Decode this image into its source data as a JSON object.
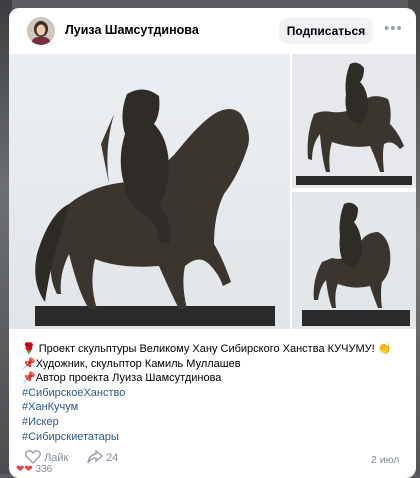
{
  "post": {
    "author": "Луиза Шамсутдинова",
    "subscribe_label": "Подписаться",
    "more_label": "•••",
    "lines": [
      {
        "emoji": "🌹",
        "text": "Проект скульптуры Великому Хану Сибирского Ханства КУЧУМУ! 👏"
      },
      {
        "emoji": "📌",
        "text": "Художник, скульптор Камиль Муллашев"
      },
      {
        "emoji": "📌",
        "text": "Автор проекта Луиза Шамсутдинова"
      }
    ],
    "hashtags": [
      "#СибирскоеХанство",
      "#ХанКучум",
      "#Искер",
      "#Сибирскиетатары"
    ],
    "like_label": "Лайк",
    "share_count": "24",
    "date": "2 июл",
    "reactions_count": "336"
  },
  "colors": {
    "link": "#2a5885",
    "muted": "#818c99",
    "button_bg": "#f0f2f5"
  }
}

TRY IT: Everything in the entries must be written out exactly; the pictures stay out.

ANSWER TO THIS PROBLEM:
Decode this image into its source data as a JSON object.
{
  "post": {
    "author": "Луиза Шамсутдинова",
    "subscribe_label": "Подписаться",
    "more_label": "•••",
    "lines": [
      {
        "emoji": "🌹",
        "text": "Проект скульптуры Великому Хану Сибирского Ханства КУЧУМУ! 👏"
      },
      {
        "emoji": "📌",
        "text": "Художник, скульптор Камиль Муллашев"
      },
      {
        "emoji": "📌",
        "text": "Автор проекта Луиза Шамсутдинова"
      }
    ],
    "hashtags": [
      "#СибирскоеХанство",
      "#ХанКучум",
      "#Искер",
      "#Сибирскиетатары"
    ],
    "like_label": "Лайк",
    "share_count": "24",
    "date": "2 июл",
    "reactions_count": "336"
  },
  "colors": {
    "link": "#2a5885",
    "muted": "#818c99",
    "button_bg": "#f0f2f5"
  }
}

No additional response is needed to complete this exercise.